      The bottom of the cage shall be at a level not less than 7 feet (2.1 m) nor more than 8 feet (2.4 m) above the point of access to the bottom of the ladder. The bottom of the cage shall be flared not less than 4 inches (10 cm) all around within the distance between the bottom horizontal band and the next higher band;
    • 1926.1053(a)(20)(viii)
      The top of the cage shall be a minimum of 42 inches (1.1 m) above the top of the platform, or the point of access at the top of the ladder, with provision for access to the platform or other point of access.
    • 1926.1053(a)(22)
      Ladder safety devices, and related support systems, for fixed ladders shall conform to all of the following:
    • 1926.1053(a)(22)(ii)
      They shall permit the employee using the device to ascend or descend without continually having to hold, push, or pull any part of the device, leaving both hands free for climbing;
    • 1926.1053(a)(22)(iii)
      They shall be activated within 2 feet (.61 m) after a fall occurs, and limit the descending velocity of an employee to 7 feet/sec. (2.1 m/sec.) or less;
    • 1926.1053(a)(22)(iv)
      The connection between the carrier or lifeline and the point of attachment to the body belt or harness shall not exceed 9 inches (23 cm) in length.
    • 1926.1053(a)(23)
      The mounting of ladder safety devices for fixed ladders shall conform to the following:
    • 1926.1053(a)(23)(i)
      Mountings for rigid carriers shall be attached at each end of the carrier, with intermediate mountings, as necessary, spaced along the entire length of the carrier, to provide the strength necessary to stop employees' falls;
    • 1926.1053(a)(23)(ii)
      Mountings for flexible carriers shall be attached at each end of the carrier. When the system is exposed to wind, cable guides for flexible carriers shall be installed at a minimum spacing of 25 feet (7.6 m) and maximum spacing of 40 feet (12.2 m) along the entire length of the carrier, to prevent wind damage to the system.
    • 1926.1053(a)(23)(iii)
      The design and installation of mountings and cable guides shall not reduce the design strength of the ladder.
    • 1926.1053(a)(24)
      The side rails of through or side-step fixed ladders shall extend 42 inches (1.1 m) above the top of the access level or landing platform served by the ladder. For a parapet ladder, the access level shall be the roof if the parapet is cut to permit passage through the parapet; if the parapet is continuous, the access level shall be the top of the parapet.

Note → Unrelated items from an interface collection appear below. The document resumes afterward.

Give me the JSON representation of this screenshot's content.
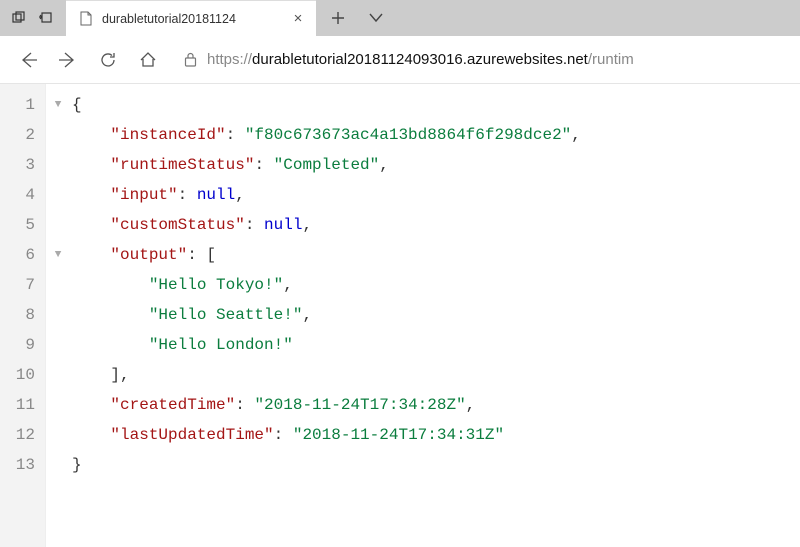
{
  "titlebar": {
    "tab_title": "durabletutorial20181124"
  },
  "navbar": {
    "url_scheme": "https://",
    "url_host": "durabletutorial20181124093016.azurewebsites.net",
    "url_path": "/runtim"
  },
  "lines": [
    {
      "n": 1,
      "fold": "▼",
      "indent": 0,
      "open": "{"
    },
    {
      "n": 2,
      "indent": 1,
      "key": "instanceId",
      "type": "str",
      "val": "f80c673673ac4a13bd8864f6f298dce2",
      "comma": true
    },
    {
      "n": 3,
      "indent": 1,
      "key": "runtimeStatus",
      "type": "str",
      "val": "Completed",
      "comma": true
    },
    {
      "n": 4,
      "indent": 1,
      "key": "input",
      "type": "lit",
      "val": "null",
      "comma": true
    },
    {
      "n": 5,
      "indent": 1,
      "key": "customStatus",
      "type": "lit",
      "val": "null",
      "comma": true
    },
    {
      "n": 6,
      "fold": "▼",
      "indent": 1,
      "key": "output",
      "type": "arr_open"
    },
    {
      "n": 7,
      "indent": 2,
      "type": "str_item",
      "val": "Hello Tokyo!",
      "comma": true
    },
    {
      "n": 8,
      "indent": 2,
      "type": "str_item",
      "val": "Hello Seattle!",
      "comma": true
    },
    {
      "n": 9,
      "indent": 2,
      "type": "str_item",
      "val": "Hello London!"
    },
    {
      "n": 10,
      "indent": 1,
      "close": "]",
      "comma": true
    },
    {
      "n": 11,
      "indent": 1,
      "key": "createdTime",
      "type": "str",
      "val": "2018-11-24T17:34:28Z",
      "comma": true
    },
    {
      "n": 12,
      "indent": 1,
      "key": "lastUpdatedTime",
      "type": "str",
      "val": "2018-11-24T17:34:31Z"
    },
    {
      "n": 13,
      "indent": 0,
      "close": "}"
    }
  ]
}
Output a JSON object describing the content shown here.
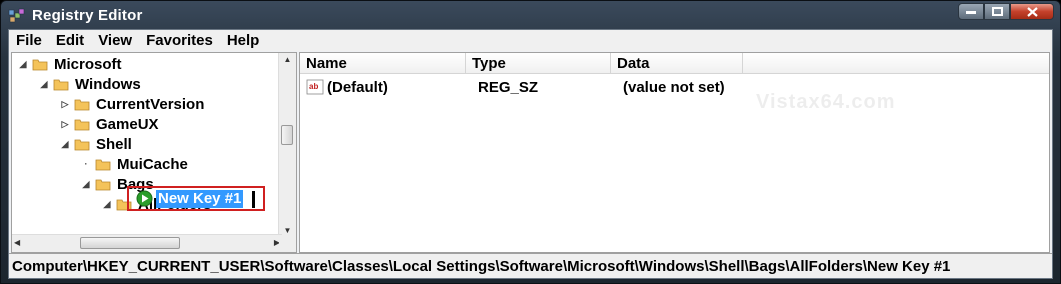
{
  "window": {
    "title": "Registry Editor"
  },
  "menu": [
    "File",
    "Edit",
    "View",
    "Favorites",
    "Help"
  ],
  "tree": [
    {
      "label": "Microsoft",
      "level": 0,
      "state": "expanded"
    },
    {
      "label": "Windows",
      "level": 1,
      "state": "expanded"
    },
    {
      "label": "CurrentVersion",
      "level": 2,
      "state": "collapsed"
    },
    {
      "label": "GameUX",
      "level": 2,
      "state": "collapsed"
    },
    {
      "label": "Shell",
      "level": 2,
      "state": "expanded"
    },
    {
      "label": "MuiCache",
      "level": 3,
      "state": "leaf"
    },
    {
      "label": "Bags",
      "level": 3,
      "state": "expanded"
    },
    {
      "label": "AllFolders",
      "level": 4,
      "state": "expanded"
    }
  ],
  "rename": {
    "value": "New Key #1"
  },
  "list": {
    "columns": [
      "Name",
      "Type",
      "Data"
    ],
    "rows": [
      {
        "name": "(Default)",
        "type": "REG_SZ",
        "data": "(value not set)",
        "icon": "string-value-icon"
      }
    ]
  },
  "status": {
    "path": "Computer\\HKEY_CURRENT_USER\\Software\\Classes\\Local Settings\\Software\\Microsoft\\Windows\\Shell\\Bags\\AllFolders\\New Key #1"
  },
  "watermark": "Vistax64.com",
  "colors": {
    "selection": "#3399ff",
    "highlight_box": "#d02020",
    "folder": "#f4c35a"
  }
}
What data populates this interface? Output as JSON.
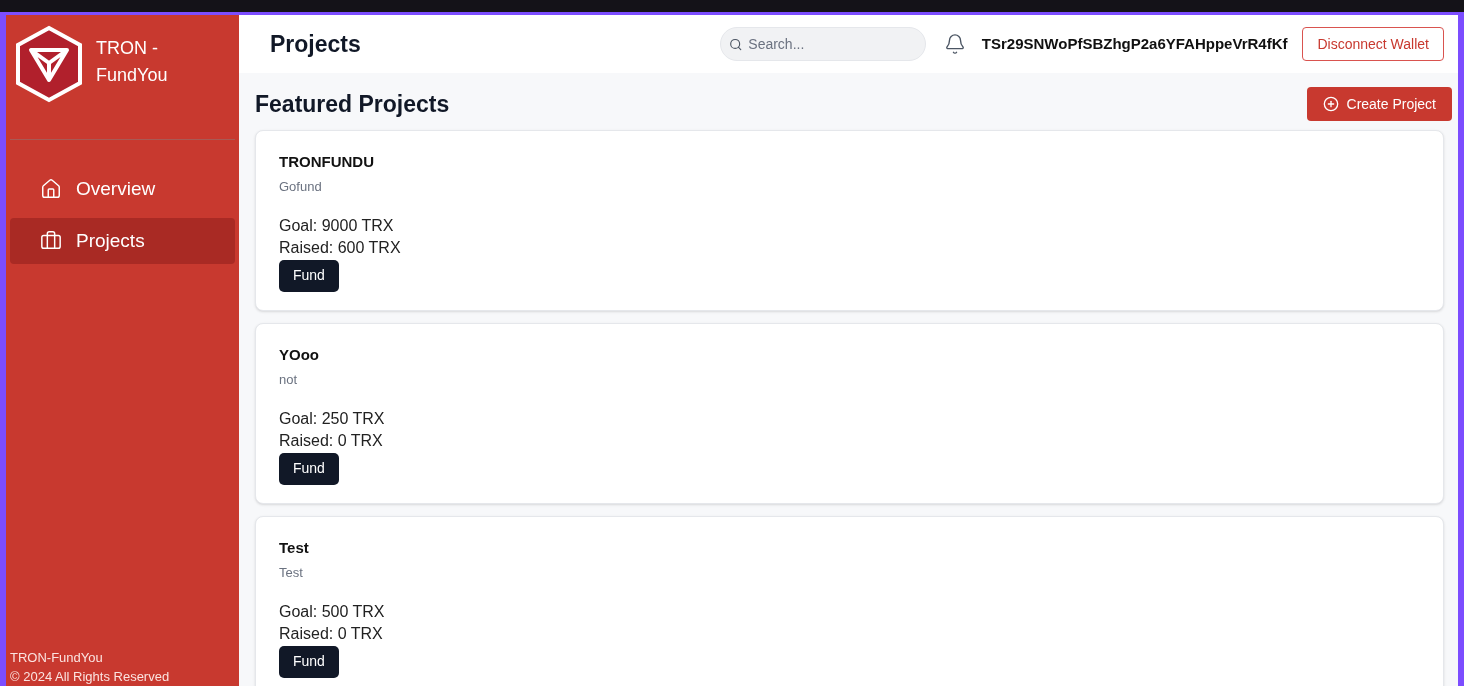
{
  "sidebar": {
    "brand": "TRON - FundYou",
    "items": [
      {
        "label": "Overview",
        "selected": false
      },
      {
        "label": "Projects",
        "selected": true
      }
    ],
    "footer": [
      "TRON-FundYou",
      "© 2024 All Rights Reserved"
    ]
  },
  "header": {
    "title": "Projects",
    "search": {
      "placeholder": "Search..."
    },
    "wallet_address": "TSr29SNWoPfSBZhgP2a6YFAHppeVrR4fKf",
    "disconnect_button": "Disconnect Wallet"
  },
  "section": {
    "title": "Featured Projects",
    "create_button": "Create Project"
  },
  "projects": [
    {
      "name": "TRONFUNDU",
      "description": "Gofund",
      "goal": "Goal: 9000 TRX",
      "raised": "Raised: 600 TRX",
      "button": "Fund"
    },
    {
      "name": "YOoo",
      "description": "not",
      "goal": "Goal: 250 TRX",
      "raised": "Raised: 0 TRX",
      "button": "Fund"
    },
    {
      "name": "Test",
      "description": "Test",
      "goal": "Goal: 500 TRX",
      "raised": "Raised: 0 TRX",
      "button": "Fund"
    }
  ]
}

    • 1926.1053(a)(27)
      Individual-rung/step ladders, except those used where their access openings are covered with manhole covers or hatches, shall extend at least 42 inches (1.1 m) above an access level or landing platform either by the continuation of the rung spacings as horizontal grab bars or by providing vertical grab bars that shall have the same lateral spacing as the vertical legs of the rungs.

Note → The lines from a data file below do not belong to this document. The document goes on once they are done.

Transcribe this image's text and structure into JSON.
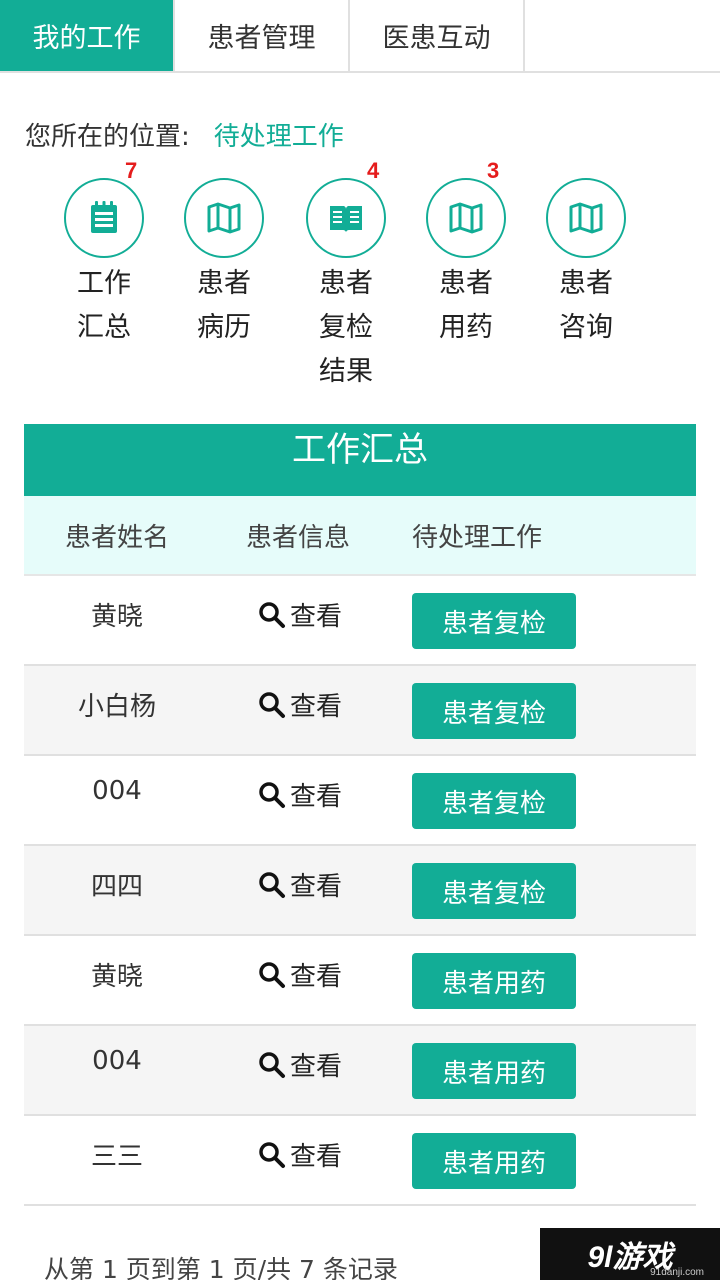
{
  "tabs": [
    {
      "label": "我的工作",
      "active": true
    },
    {
      "label": "患者管理",
      "active": false
    },
    {
      "label": "医患互动",
      "active": false
    }
  ],
  "breadcrumb": {
    "prefix": "您所在的位置:",
    "current": "待处理工作"
  },
  "shortcuts": [
    {
      "icon": "notepad-icon",
      "line1": "工作",
      "line2": "汇总",
      "line3": "",
      "badge": "7"
    },
    {
      "icon": "map-icon",
      "line1": "患者",
      "line2": "病历",
      "line3": "",
      "badge": ""
    },
    {
      "icon": "book-icon",
      "line1": "患者",
      "line2": "复检",
      "line3": "结果",
      "badge": "4"
    },
    {
      "icon": "map-icon",
      "line1": "患者",
      "line2": "用药",
      "line3": "",
      "badge": "3"
    },
    {
      "icon": "map-icon",
      "line1": "患者",
      "line2": "咨询",
      "line3": "",
      "badge": ""
    }
  ],
  "panel": {
    "title": "工作汇总",
    "columns": [
      "患者姓名",
      "患者信息",
      "待处理工作"
    ],
    "view_label": "查看",
    "rows": [
      {
        "name": "黄晓",
        "action": "患者复检"
      },
      {
        "name": "小白杨",
        "action": "患者复检"
      },
      {
        "name": "004",
        "action": "患者复检"
      },
      {
        "name": "四四",
        "action": "患者复检"
      },
      {
        "name": "黄晓",
        "action": "患者用药"
      },
      {
        "name": "004",
        "action": "患者用药"
      },
      {
        "name": "三三",
        "action": "患者用药"
      }
    ]
  },
  "pager": {
    "text": "从第 1 页到第 1 页/共 7 条记录"
  },
  "watermark": {
    "logo": "9l游戏",
    "domain": "91danji.com"
  },
  "colors": {
    "accent": "#12ad96",
    "badge": "#e51c1c",
    "header_row_bg": "#e6fcfa",
    "alt_row_bg": "#f5f5f5"
  }
}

    • 1926.1053(b)(5)(iii)
      Fixed ladders shall be used at a pitch no greater than 90 degrees from the horizontal, as measured to the back side of the ladder.

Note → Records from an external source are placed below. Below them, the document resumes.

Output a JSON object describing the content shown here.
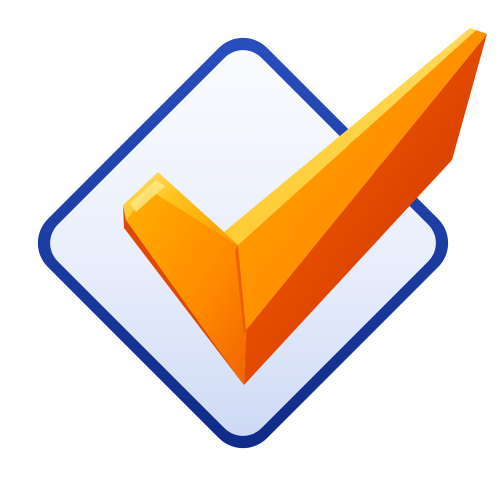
{
  "icon": {
    "name": "checkmark-icon",
    "description_label": "",
    "colors": {
      "background": "#ffffff",
      "diamond_border": "#1d3fa8",
      "diamond_border_dark": "#0f2a86",
      "diamond_fill_light": "#fbfcff",
      "diamond_fill_mid": "#e6ecfb",
      "diamond_fill_edge": "#c9d5f3",
      "check_highlight": "#ffe066",
      "check_light": "#ffc21a",
      "check_mid": "#ff9a00",
      "check_dark": "#e84a00",
      "check_shadow_red": "#c42a00"
    }
  }
}
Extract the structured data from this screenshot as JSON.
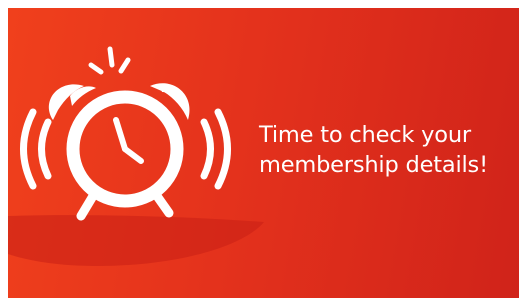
{
  "banner": {
    "headline": {
      "line1": "Time to check your",
      "line2": "membership details!"
    },
    "icon": "alarm-clock-ringing-icon",
    "colors": {
      "background_start": "#f0401c",
      "background_end": "#d0231a",
      "foreground": "#ffffff"
    }
  }
}
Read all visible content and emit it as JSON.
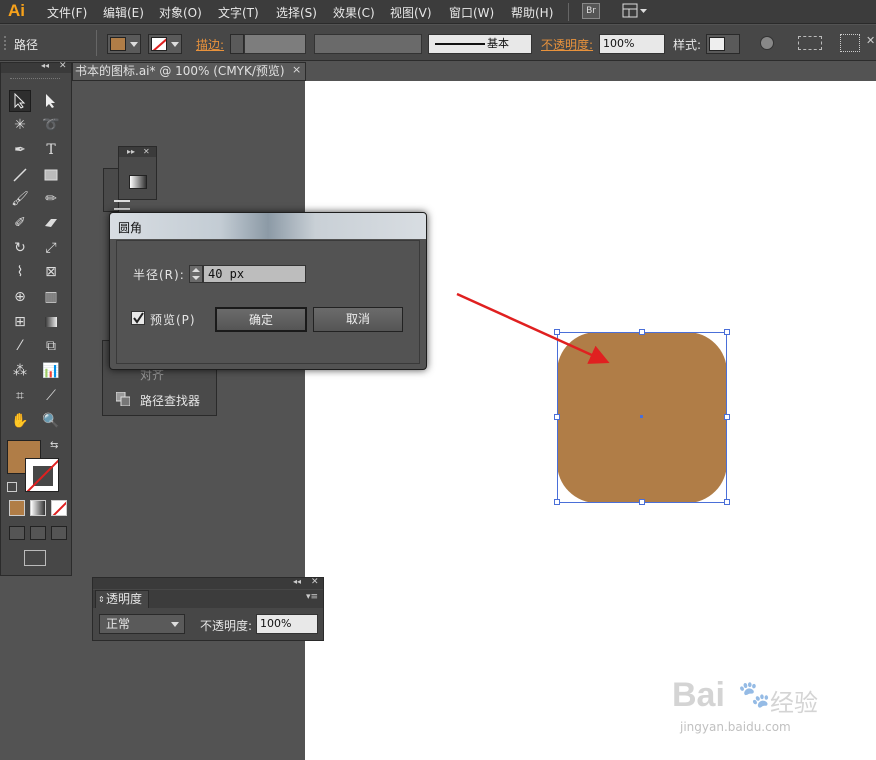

    • 1926.1060(a)
      The employer shall provide a training program for each employee using ladders and stairways, as necessary. The program shall enable each employee to recognize hazards related to ladders and stairways, and shall train each employee in the procedures to be followed to minimize these hazards.
    • 1926.1060(a)(1)
      The employer shall ensure that each employee has been trained by a competent person in the following areas, as applicable:
    • 1926.1060(a)(1)(i)
      The nature of fall hazards in the work area;
    • 1926.1060(a)(1)(ii)
      The correct procedures for erecting, maintaining, and disassembling the fall protection systems to be used;
    • 1926.1060(a)(1)(iii)
      The proper construction, use, placement, and care in handling of all stairways and ladders;
    • 1926.1060(a)(1)(iv)
      The maximum intended load-carrying capacities of ladders and
    • 1926.1060(a)(1)(v)
      The standards contained in this subpart.
    • 1926.1060(b)
      Retraining shall be provided for each employee as necessary so that the employee maintains the understanding and knowledge acquired through compliance with this section.

Did You Know?

Anytime that work is being performed on a roof that has a pitch of 4:12 or higher, fall protection must be used at all times?